Filter the entries below, keeping only lines with the word "thumb".

[Stored items from a collection]
+--

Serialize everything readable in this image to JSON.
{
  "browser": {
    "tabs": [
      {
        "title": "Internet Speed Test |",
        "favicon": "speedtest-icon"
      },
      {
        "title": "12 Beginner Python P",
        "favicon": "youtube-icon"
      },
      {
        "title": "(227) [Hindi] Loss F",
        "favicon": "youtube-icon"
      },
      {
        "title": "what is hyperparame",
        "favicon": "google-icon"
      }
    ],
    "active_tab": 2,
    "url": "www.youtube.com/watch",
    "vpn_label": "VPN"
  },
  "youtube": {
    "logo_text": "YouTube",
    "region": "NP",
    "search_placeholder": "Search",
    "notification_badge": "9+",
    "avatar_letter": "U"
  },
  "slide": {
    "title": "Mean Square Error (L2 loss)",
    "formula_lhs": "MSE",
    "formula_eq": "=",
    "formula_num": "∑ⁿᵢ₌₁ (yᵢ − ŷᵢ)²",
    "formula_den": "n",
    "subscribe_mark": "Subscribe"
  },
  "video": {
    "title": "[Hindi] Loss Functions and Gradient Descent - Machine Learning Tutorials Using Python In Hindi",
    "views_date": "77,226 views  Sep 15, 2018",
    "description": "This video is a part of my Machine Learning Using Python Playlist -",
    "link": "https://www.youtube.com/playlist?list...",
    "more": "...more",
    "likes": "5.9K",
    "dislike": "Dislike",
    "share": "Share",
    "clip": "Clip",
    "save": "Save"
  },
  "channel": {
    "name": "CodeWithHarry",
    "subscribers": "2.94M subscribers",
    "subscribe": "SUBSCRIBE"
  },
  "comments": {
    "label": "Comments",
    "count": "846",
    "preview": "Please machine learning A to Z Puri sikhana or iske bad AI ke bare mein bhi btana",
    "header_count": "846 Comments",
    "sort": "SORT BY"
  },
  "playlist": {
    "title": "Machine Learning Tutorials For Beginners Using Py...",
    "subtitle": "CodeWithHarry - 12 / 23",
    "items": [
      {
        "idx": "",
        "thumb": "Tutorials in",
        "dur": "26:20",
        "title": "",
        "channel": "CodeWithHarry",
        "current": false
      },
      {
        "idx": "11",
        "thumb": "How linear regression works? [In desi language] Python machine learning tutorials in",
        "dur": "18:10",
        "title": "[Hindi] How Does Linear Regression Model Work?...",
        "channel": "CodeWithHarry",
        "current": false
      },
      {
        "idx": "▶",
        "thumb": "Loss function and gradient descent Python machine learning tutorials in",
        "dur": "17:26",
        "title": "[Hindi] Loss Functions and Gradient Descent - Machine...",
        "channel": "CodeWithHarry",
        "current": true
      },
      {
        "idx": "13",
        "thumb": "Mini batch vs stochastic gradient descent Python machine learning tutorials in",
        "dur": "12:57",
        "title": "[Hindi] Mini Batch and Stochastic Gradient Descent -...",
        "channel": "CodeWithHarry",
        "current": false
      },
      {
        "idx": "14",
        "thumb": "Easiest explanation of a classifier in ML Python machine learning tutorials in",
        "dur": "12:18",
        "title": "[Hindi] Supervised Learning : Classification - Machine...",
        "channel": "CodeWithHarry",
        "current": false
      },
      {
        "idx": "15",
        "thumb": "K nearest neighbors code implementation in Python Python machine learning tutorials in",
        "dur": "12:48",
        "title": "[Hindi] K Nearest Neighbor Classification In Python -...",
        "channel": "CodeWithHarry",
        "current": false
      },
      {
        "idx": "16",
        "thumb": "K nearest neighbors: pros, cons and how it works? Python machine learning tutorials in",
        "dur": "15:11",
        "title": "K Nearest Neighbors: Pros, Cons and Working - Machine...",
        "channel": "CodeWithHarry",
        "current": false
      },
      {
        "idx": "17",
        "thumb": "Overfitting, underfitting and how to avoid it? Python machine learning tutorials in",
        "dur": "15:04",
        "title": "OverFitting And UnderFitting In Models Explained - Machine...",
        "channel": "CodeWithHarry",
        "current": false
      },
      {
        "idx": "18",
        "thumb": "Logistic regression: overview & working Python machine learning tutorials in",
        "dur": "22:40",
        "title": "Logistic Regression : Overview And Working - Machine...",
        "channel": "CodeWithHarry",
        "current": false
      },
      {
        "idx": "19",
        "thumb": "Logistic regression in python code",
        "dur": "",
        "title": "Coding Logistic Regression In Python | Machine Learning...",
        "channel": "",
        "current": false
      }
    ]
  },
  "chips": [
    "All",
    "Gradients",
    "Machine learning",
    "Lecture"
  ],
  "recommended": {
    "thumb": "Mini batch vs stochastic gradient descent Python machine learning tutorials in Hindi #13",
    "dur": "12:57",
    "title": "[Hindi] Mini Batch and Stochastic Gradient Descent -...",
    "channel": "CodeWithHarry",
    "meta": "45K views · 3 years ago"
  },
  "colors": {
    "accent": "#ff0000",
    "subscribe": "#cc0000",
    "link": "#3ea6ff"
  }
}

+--

* Result of the exercise
        "thumb": "Tutorials in",
        "thumb": "How linear regression works? [In desi language] Python machine learning tutorials in",
        "thumb": "Loss function and gradient descent Python machine learning tutorials in",
        "thumb": "Mini batch vs stochastic gradient descent Python machine learning tutorials in",
        "thumb": "Easiest explanation of a classifier in ML Python machine learning tutorials in",
        "thumb": "K nearest neighbors code implementation in Python Python machine learning tutorials in",
        "thumb": "K nearest neighbors: pros, cons and how it works? Python machine learning tutorials in",
        "thumb": "Overfitting, underfitting and how to avoid it? Python machine learning tutorials in",
        "thumb": "Logistic regression: overview & working Python machine learning tutorials in",
        "thumb": "Logistic regression in python code",
    "thumb": "Mini batch vs stochastic gradient descent Python machine learning tutorials in Hindi #13",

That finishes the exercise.